DATASET EXTRACT →
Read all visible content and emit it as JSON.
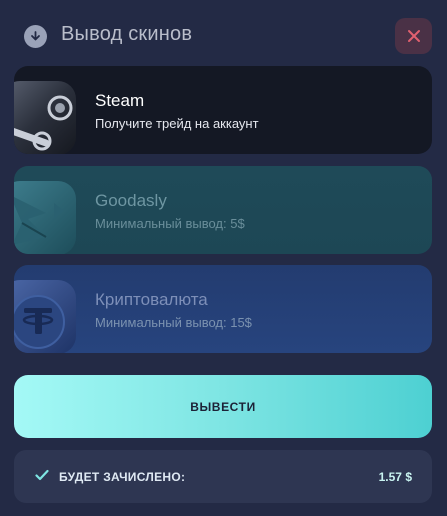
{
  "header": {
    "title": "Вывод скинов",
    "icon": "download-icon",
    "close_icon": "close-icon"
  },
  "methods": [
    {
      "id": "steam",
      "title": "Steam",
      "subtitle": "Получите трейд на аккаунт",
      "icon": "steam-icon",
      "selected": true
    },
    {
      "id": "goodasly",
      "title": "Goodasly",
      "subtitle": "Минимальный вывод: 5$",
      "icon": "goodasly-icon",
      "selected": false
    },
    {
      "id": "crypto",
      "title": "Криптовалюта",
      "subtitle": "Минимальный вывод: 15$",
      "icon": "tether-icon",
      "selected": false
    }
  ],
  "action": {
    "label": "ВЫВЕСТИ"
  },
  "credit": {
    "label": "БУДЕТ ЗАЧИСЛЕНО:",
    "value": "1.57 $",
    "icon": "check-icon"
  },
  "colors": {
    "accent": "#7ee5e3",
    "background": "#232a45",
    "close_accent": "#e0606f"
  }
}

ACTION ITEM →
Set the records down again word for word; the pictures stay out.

TASK ANSWER →
Read all visible content and emit it as JSON.
{
  "header": {
    "title": "Вывод скинов",
    "icon": "download-icon",
    "close_icon": "close-icon"
  },
  "methods": [
    {
      "id": "steam",
      "title": "Steam",
      "subtitle": "Получите трейд на аккаунт",
      "icon": "steam-icon",
      "selected": true
    },
    {
      "id": "goodasly",
      "title": "Goodasly",
      "subtitle": "Минимальный вывод: 5$",
      "icon": "goodasly-icon",
      "selected": false
    },
    {
      "id": "crypto",
      "title": "Криптовалюта",
      "subtitle": "Минимальный вывод: 15$",
      "icon": "tether-icon",
      "selected": false
    }
  ],
  "action": {
    "label": "ВЫВЕСТИ"
  },
  "credit": {
    "label": "БУДЕТ ЗАЧИСЛЕНО:",
    "value": "1.57 $",
    "icon": "check-icon"
  },
  "colors": {
    "accent": "#7ee5e3",
    "background": "#232a45",
    "close_accent": "#e0606f"
  }
}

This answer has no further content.